[Items from an interface collection]
******************************

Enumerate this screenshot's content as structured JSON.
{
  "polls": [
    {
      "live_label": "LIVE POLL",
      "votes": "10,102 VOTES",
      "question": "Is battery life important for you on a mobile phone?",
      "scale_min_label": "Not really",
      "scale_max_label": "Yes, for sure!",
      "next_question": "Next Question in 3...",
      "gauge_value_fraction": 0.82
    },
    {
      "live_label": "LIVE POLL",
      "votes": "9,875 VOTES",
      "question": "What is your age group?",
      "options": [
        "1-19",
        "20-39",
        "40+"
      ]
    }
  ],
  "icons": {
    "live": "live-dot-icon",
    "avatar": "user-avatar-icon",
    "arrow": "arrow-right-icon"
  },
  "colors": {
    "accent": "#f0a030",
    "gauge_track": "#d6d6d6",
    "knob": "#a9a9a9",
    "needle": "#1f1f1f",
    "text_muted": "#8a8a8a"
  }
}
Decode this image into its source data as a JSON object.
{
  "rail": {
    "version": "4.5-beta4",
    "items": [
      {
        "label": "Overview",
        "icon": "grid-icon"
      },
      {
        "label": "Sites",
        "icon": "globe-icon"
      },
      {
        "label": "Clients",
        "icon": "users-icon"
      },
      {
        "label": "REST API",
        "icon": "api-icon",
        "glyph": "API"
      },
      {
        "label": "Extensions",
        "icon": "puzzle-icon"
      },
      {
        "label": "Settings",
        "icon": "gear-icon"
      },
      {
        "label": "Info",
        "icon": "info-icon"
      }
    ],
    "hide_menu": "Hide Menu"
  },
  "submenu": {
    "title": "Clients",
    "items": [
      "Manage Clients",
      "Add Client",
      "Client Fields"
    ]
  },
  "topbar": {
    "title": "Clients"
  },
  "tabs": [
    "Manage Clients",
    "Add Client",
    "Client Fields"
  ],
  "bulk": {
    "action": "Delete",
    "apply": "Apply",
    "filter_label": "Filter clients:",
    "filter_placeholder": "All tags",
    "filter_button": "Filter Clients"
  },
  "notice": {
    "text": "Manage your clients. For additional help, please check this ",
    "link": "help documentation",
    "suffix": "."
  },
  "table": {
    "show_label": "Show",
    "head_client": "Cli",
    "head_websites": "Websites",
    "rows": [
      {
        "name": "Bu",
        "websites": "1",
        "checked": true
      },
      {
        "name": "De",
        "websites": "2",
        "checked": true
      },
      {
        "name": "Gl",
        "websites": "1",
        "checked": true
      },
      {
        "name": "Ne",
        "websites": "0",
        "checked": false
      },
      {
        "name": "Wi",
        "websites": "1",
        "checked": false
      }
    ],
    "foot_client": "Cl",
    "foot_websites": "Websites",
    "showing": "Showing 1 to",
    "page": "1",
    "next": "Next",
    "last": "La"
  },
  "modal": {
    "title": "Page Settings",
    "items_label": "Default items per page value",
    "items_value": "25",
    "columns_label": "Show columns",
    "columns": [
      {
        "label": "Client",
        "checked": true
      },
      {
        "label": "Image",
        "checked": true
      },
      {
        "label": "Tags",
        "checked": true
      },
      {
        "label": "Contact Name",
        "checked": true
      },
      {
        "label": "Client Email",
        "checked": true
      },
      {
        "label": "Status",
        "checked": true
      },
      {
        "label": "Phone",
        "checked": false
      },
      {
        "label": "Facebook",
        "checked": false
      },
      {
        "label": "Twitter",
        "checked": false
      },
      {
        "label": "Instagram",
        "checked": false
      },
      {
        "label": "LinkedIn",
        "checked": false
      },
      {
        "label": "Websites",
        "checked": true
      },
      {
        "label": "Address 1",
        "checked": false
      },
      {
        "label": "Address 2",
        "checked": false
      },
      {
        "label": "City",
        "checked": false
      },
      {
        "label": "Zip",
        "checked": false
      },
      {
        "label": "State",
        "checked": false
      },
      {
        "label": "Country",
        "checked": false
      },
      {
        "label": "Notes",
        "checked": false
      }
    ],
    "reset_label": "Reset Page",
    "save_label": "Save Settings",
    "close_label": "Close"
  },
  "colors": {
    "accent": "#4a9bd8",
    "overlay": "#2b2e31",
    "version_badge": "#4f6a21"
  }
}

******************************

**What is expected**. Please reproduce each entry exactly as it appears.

**Task output**.
Enumerate this screenshot's content as structured JSON.
{
  "polls": [
    {
      "live_label": "LIVE POLL",
      "votes": "10,102 VOTES",
      "question": "Is battery life important for you on a mobile phone?",
      "scale_min_label": "Not really",
      "scale_max_label": "Yes, for sure!",
      "next_question": "Next Question in 3...",
      "gauge_value_fraction": 0.82
    },
    {
      "live_label": "LIVE POLL",
      "votes": "9,875 VOTES",
      "question": "What is your age group?",
      "options": [
        "1-19",
        "20-39",
        "40+"
      ]
    }
  ],
  "icons": {
    "live": "live-dot-icon",
    "avatar": "user-avatar-icon",
    "arrow": "arrow-right-icon"
  },
  "colors": {
    "accent": "#f0a030",
    "gauge_track": "#d6d6d6",
    "knob": "#a9a9a9",
    "needle": "#1f1f1f",
    "text_muted": "#8a8a8a"
  }
}
Decode this image into its source data as a JSON object.
{
  "rail": {
    "version": "4.5-beta4",
    "items": [
      {
        "label": "Overview",
        "icon": "grid-icon"
      },
      {
        "label": "Sites",
        "icon": "globe-icon"
      },
      {
        "label": "Clients",
        "icon": "users-icon"
      },
      {
        "label": "REST API",
        "icon": "api-icon",
        "glyph": "API"
      },
      {
        "label": "Extensions",
        "icon": "puzzle-icon"
      },
      {
        "label": "Settings",
        "icon": "gear-icon"
      },
      {
        "label": "Info",
        "icon": "info-icon"
      }
    ],
    "hide_menu": "Hide Menu"
  },
  "submenu": {
    "title": "Clients",
    "items": [
      "Manage Clients",
      "Add Client",
      "Client Fields"
    ]
  },
  "topbar": {
    "title": "Clients"
  },
  "tabs": [
    "Manage Clients",
    "Add Client",
    "Client Fields"
  ],
  "bulk": {
    "action": "Delete",
    "apply": "Apply",
    "filter_label": "Filter clients:",
    "filter_placeholder": "All tags",
    "filter_button": "Filter Clients"
  },
  "notice": {
    "text": "Manage your clients. For additional help, please check this ",
    "link": "help documentation",
    "suffix": "."
  },
  "table": {
    "show_label": "Show",
    "head_client": "Cli",
    "head_websites": "Websites",
    "rows": [
      {
        "name": "Bu",
        "websites": "1",
        "checked": true
      },
      {
        "name": "De",
        "websites": "2",
        "checked": true
      },
      {
        "name": "Gl",
        "websites": "1",
        "checked": true
      },
      {
        "name": "Ne",
        "websites": "0",
        "checked": false
      },
      {
        "name": "Wi",
        "websites": "1",
        "checked": false
      }
    ],
    "foot_client": "Cl",
    "foot_websites": "Websites",
    "showing": "Showing 1 to",
    "page": "1",
    "next": "Next",
    "last": "La"
  },
  "modal": {
    "title": "Page Settings",
    "items_label": "Default items per page value",
    "items_value": "25",
    "columns_label": "Show columns",
    "columns": [
      {
        "label": "Client",
        "checked": true
      },
      {
        "label": "Image",
        "checked": true
      },
      {
        "label": "Tags",
        "checked": true
      },
      {
        "label": "Contact Name",
        "checked": true
      },
      {
        "label": "Client Email",
        "checked": true
      },
      {
        "label": "Status",
        "checked": true
      },
      {
        "label": "Phone",
        "checked": false
      },
      {
        "label": "Facebook",
        "checked": false
      },
      {
        "label": "Twitter",
        "checked": false
      },
      {
        "label": "Instagram",
        "checked": false
      },
      {
        "label": "LinkedIn",
        "checked": false
      },
      {
        "label": "Websites",
        "checked": true
      },
      {
        "label": "Address 1",
        "checked": false
      },
      {
        "label": "Address 2",
        "checked": false
      },
      {
        "label": "City",
        "checked": false
      },
      {
        "label": "Zip",
        "checked": false
      },
      {
        "label": "State",
        "checked": false
      },
      {
        "label": "Country",
        "checked": false
      },
      {
        "label": "Notes",
        "checked": false
      }
    ],
    "reset_label": "Reset Page",
    "save_label": "Save Settings",
    "close_label": "Close"
  },
  "colors": {
    "accent": "#4a9bd8",
    "overlay": "#2b2e31",
    "version_badge": "#4f6a21"
  }
}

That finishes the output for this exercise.